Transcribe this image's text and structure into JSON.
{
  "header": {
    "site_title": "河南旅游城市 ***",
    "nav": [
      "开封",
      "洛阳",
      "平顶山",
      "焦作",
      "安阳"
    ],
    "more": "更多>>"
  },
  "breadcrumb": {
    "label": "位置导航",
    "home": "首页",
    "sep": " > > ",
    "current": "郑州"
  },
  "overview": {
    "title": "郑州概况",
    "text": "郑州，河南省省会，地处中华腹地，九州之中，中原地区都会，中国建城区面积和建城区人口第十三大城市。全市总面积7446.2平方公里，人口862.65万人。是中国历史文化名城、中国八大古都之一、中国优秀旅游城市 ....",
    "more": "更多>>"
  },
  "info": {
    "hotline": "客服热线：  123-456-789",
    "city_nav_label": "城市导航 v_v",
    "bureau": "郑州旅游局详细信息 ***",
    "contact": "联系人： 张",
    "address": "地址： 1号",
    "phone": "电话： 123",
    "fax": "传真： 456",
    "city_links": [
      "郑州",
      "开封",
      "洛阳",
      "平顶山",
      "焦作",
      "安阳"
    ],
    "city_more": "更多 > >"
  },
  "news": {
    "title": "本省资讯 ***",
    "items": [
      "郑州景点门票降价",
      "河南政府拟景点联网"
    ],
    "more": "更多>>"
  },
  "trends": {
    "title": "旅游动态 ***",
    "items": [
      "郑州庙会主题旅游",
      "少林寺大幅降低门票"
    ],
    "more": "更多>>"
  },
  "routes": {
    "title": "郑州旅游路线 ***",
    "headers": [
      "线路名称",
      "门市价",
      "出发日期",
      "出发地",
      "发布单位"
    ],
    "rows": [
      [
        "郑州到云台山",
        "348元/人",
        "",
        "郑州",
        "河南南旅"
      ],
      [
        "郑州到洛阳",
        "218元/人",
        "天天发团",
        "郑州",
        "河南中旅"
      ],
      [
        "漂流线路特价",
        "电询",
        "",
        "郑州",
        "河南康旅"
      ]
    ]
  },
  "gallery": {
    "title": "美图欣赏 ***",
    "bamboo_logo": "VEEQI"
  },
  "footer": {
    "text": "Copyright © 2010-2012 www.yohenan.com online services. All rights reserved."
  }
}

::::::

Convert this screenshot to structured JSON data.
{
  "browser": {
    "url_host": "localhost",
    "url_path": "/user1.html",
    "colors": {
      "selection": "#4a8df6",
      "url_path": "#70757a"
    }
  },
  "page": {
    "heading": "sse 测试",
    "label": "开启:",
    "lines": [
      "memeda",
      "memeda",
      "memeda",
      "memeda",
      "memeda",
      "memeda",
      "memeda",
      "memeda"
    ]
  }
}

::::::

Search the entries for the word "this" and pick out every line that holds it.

_YOUR RESPONSE_:
Transcribe this image's text and structure into JSON.
Convert this screenshot to structured JSON data.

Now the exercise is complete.